At 0342, Birgenair flight ALW-301, a charter flight for Airline Alas Nacionales, a Boeing Model 757-200, took off from Gregario Luperon International Airport, Puerto Plata, Dominican Republic, with a final destination of Frankfurt, Germany. During the takeoff roll the captain noticed his airspeed indicator was not properly displaying airspeed. He continued the takeoff using speed calls from the first officer, whose airspeed indicator seemed to be functioning properly. After becoming airborne the captain's airspeed indicator seemed to begin functioning, and indicating an increasing airspeed. During climb-out, after engaging the autopilot and autothrottle, the crew realized that airspeed indications were abnormal. The airplane had reached an unusually high attitude, yet speed indications were increasing, resulting in an overspeed warning. Believing the aural warning to be in error, the crew deactivated the overspeed warning system. Though the indicated airspeed remained high, the stall warning "stick shaker" activated, and the autothrottle and Vertical Navigation (VNAV) mode disengaged.

Investigators determined that the crew was confused by the combination of airplane pitch, indicated airspeed, and conflicting warnings. Flight recorder data indicated a number of thrust and pitch excursions prior to the disconnection of the autopilot. Following a number of pitch and thrust changes, airplane control was lost, and approximately 5 minutes after takeoff, the aircraft impacted the water in a severe nose-down attitude, approximately 14 nm northeast of Puerto Plata. All 13 crew and 176 passengers were killed.

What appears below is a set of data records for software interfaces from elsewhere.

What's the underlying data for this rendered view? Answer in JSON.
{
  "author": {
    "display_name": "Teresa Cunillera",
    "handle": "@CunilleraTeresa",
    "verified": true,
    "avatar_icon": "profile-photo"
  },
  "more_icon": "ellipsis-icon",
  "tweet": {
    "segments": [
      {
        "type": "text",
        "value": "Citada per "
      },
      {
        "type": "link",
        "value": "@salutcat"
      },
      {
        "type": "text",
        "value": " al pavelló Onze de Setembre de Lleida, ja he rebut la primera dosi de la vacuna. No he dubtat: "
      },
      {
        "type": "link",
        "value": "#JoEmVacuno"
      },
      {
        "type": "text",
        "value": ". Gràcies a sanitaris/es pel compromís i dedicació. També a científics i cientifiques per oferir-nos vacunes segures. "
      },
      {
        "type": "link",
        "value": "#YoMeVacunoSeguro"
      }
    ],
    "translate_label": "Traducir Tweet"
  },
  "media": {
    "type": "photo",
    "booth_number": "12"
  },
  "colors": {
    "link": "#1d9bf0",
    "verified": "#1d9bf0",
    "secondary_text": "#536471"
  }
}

The Board determined the probable cause to be the failure of the crew to recognize the activation of the stick-shaker as an imminent warning of entrance to aerodynamic stall and their failure to execute proper procedures for recovery from the loss of control. They also cited a cause as confusion by the flight crew due to the erroneous indication of increasing airspeed and associated overspeed warning.